Finding the Art in Everything

05 July, 2008

Real Political Change


A friend recently asked me, "Obama or McCain?" and I still don't have an answer. I hate them both. Politics has been a long-time hobby of mine, and people who know me marvel at my detachment from the current election. I, too, am startled by my own ambivalence.

But what is there to care about? I don't think either candidate is offering truth, love, and justice in their campaigns of partisan unilateralism that run so contrary to Christ's ministry of humility and reconciliation. I am deeply disturbed by all of the questions people aren't asking about all of the things the candidates aren't saying. In t his campaign frenzy, we have still failed to reach any point of real meaning. As a history teacher, I have spent the last year grappling with the weight of cause-and-effect. I have seen how nothing happens in isolation from any part of the past or the future. The campaign promises of both candidates show no grasp of this.

We have a great deal at stake in this presidential election, though it is hubris to say that it is more or less than any other era. Now, we are facing the first effects of our economy's own fragility, and we don't know how to fix the fractures because we act like we didn't even know it was breakable. Furthermore, fixing a fracture, in medical terms, causes permanent damage. And I don't think this serves as a bad metaphor.

But more than blaming the candidates for what feels like futility in the upcoming election, I think a big portion of my ambivalence comes from my loss of faith in structural power. What makes me a conservative is that I'm confident government is far from inherently good and should be as small as possible. But not matter the size, it is slowly becoming clear to me that our government is powerless agains the causes that really mean something. It can neither heal pain or mane peace, and any order it creates is hardly a guarantee for true justice. It can make laws, but those laws rarely reflect the kingdom of God where the first shall be last and the last shall be first.

I have been fascinated by the quandary of Christians' role in politics. But maybe as Christ's followers, we should start by shaping society the way He did, which shows that love can only be applied person-to-person--not through any kind of structural reform or program.

You want to end hunger? Get your friends together and disburse food to 5000 people working with my friend Cassie at Feed My Starving Children. Jesus doesn't end hunger all at once, and He doesn't call on the Romans to care for their poor better.

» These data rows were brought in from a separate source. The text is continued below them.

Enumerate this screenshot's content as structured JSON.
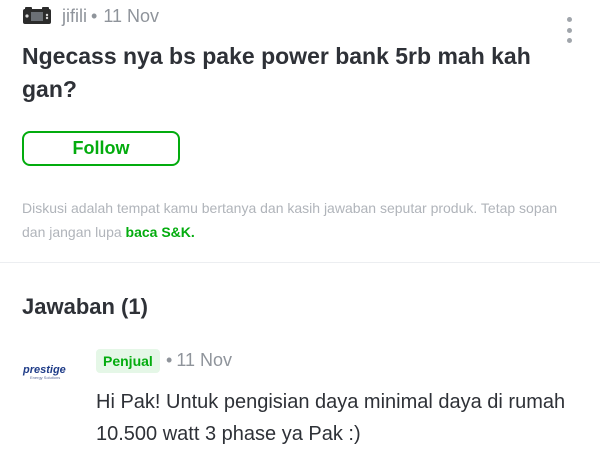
{
  "question": {
    "username": "jifili",
    "separator": "•",
    "date": "11 Nov",
    "text": "Ngecass nya bs pake power bank 5rb mah kah gan?",
    "avatar_icon": "gamepad-avatar-icon",
    "menu_icon": "more-vertical-icon"
  },
  "follow_label": "Follow",
  "notice": {
    "text": "Diskusi adalah tempat kamu bertanya dan kasih jawaban seputar produk. Tetap sopan dan jangan lupa ",
    "link": "baca S&K."
  },
  "answers": {
    "title": "Jawaban (1)",
    "items": [
      {
        "seller_logo_text": "prestige",
        "seller_logo_subtext": "Energy Solutions",
        "badge": "Penjual",
        "separator": "•",
        "date": "11 Nov",
        "text": "Hi Pak! Untuk pengisian daya minimal daya di rumah 10.500 watt 3 phase ya Pak :)"
      }
    ]
  },
  "colors": {
    "accent_green": "#03ac0e",
    "badge_bg": "#e5f7e7",
    "muted_text": "#8f949b",
    "primary_text": "#2e3137"
  }
}
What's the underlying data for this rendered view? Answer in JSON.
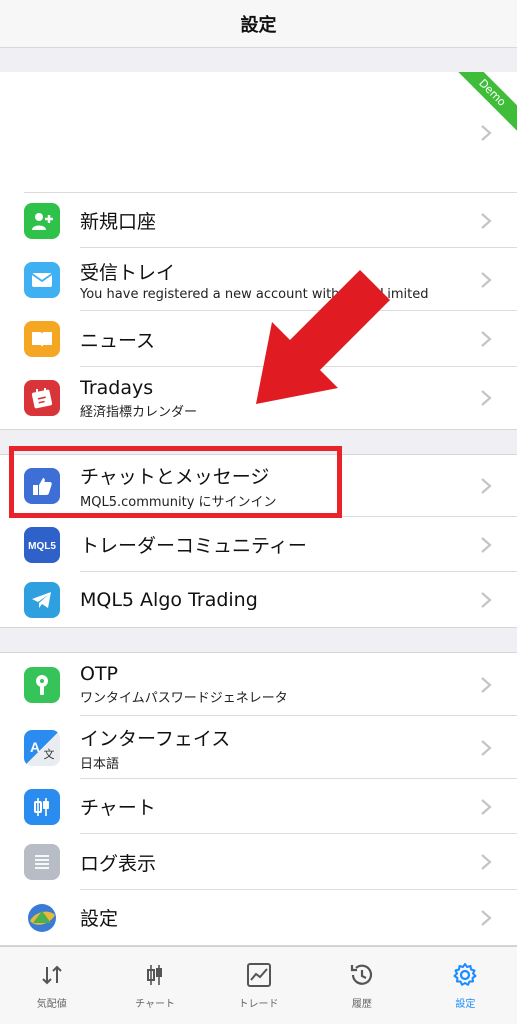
{
  "header": {
    "title": "設定"
  },
  "account": {
    "badge": "Demo"
  },
  "section1": {
    "items": [
      {
        "label": "新規口座",
        "sub": "",
        "icon": "add-user-icon",
        "color": "#2ec24a"
      },
      {
        "label": "受信トレイ",
        "sub": "You have registered a new account with Exfin Limited",
        "icon": "mail-icon",
        "color": "#3fb1f2"
      },
      {
        "label": "ニュース",
        "sub": "",
        "icon": "book-icon",
        "color": "#f5a623"
      },
      {
        "label": "Tradays",
        "sub": "経済指標カレンダー",
        "icon": "calendar-icon",
        "color": "#d9343a"
      }
    ]
  },
  "section2": {
    "items": [
      {
        "label": "チャットとメッセージ",
        "sub": "MQL5.community にサインイン",
        "icon": "thumb-icon",
        "color": "#3e6fd6"
      },
      {
        "label": "トレーダーコミュニティー",
        "sub": "",
        "icon": "mql5-icon",
        "color": "#2f62c9"
      },
      {
        "label": "MQL5 Algo Trading",
        "sub": "",
        "icon": "telegram-icon",
        "color": "#2ea0e0"
      }
    ]
  },
  "section3": {
    "items": [
      {
        "label": "OTP",
        "sub": "ワンタイムパスワードジェネレータ",
        "icon": "key-icon",
        "color": "#36c35a"
      },
      {
        "label": "インターフェイス",
        "sub": "日本語",
        "icon": "translate-icon",
        "color": "#2b8cf0"
      },
      {
        "label": "チャート",
        "sub": "",
        "icon": "candles-icon",
        "color": "#2b8cf0"
      },
      {
        "label": "ログ表示",
        "sub": "",
        "icon": "log-icon",
        "color": "#b8bcc4"
      },
      {
        "label": "設定",
        "sub": "",
        "icon": "mt-logo-icon",
        "color": "#ffffff"
      }
    ]
  },
  "tabbar": {
    "tabs": [
      {
        "label": "気配値",
        "icon": "quotes-icon",
        "active": false
      },
      {
        "label": "チャート",
        "icon": "chart-icon",
        "active": false
      },
      {
        "label": "トレード",
        "icon": "trade-icon",
        "active": false
      },
      {
        "label": "履歴",
        "icon": "history-icon",
        "active": false
      },
      {
        "label": "設定",
        "icon": "settings-icon",
        "active": true
      }
    ]
  },
  "colors": {
    "accent": "#1a8cff",
    "highlight": "#e8232a",
    "arrow": "#e11b22"
  }
}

He meets the immediate needs of the people around Him a few thousand at a time.

Before the Civil Rights Act, before Brown vs. Board, my grandmother was feeding and teaching Black people in her kitchen from her house on wealthy, all-white Watauga street in Tennessee. She saw the worth and dignity in them as human beings and acted on that long before the law told her to.

Afraid of terrorists and the Islamic Jihad against the West? Certain that those people should hold no political or military power? Consider the Roman treatment of the Jews. Recall Jesus', with peace in the sovereign nature of God's plan, replacing the ear of His Centurion captor in the Garden of Gethsemane. Peter had just cut it off in a fit of confusion and anger. I tis not a perfect model, but it is enough to second guess a policy of retaliatory aggression.

You want to end prostitution and take a stand against pornography? Meet a prostitute in her place of shame, and love her like Jesus did at the well in the middle of the daytime. Meet her where she is and offer a loving alternative.

You think gay marriage is wrong and those people are leading a life of sin? Have lunch with Zaccheus like Jesus did, and show that love and reconciliation are more important than his relationship to the laws that you know.

It costs us less to hold a government accountable for problems and solutions than it does to love a prostitute or feed 5000 personally. But these are not tasks Jesus turned over to the government. All of these changes are not a product of a vote or a campaign image. Indeed we should try to put people in office who are going to best administer the principles of love and justice (according to our finite understanding) but more important is the face-to-face love of your neighbor, and in this, the celebrity images of Obama and McCain are irrelevant. We vote because we are to "give to Caesar what is Caesar's and give to God what is God's," but we should probably stop confusing the one with the other.

1 comment:

and so it is... said...

truly, you said it all. i had this same conversation with a friend just a couple months ago. i am so grateful for the way you use your encouraging.
thinking of you my sweet friend.

ps...thank you so kindly for the email you sent a few days ago.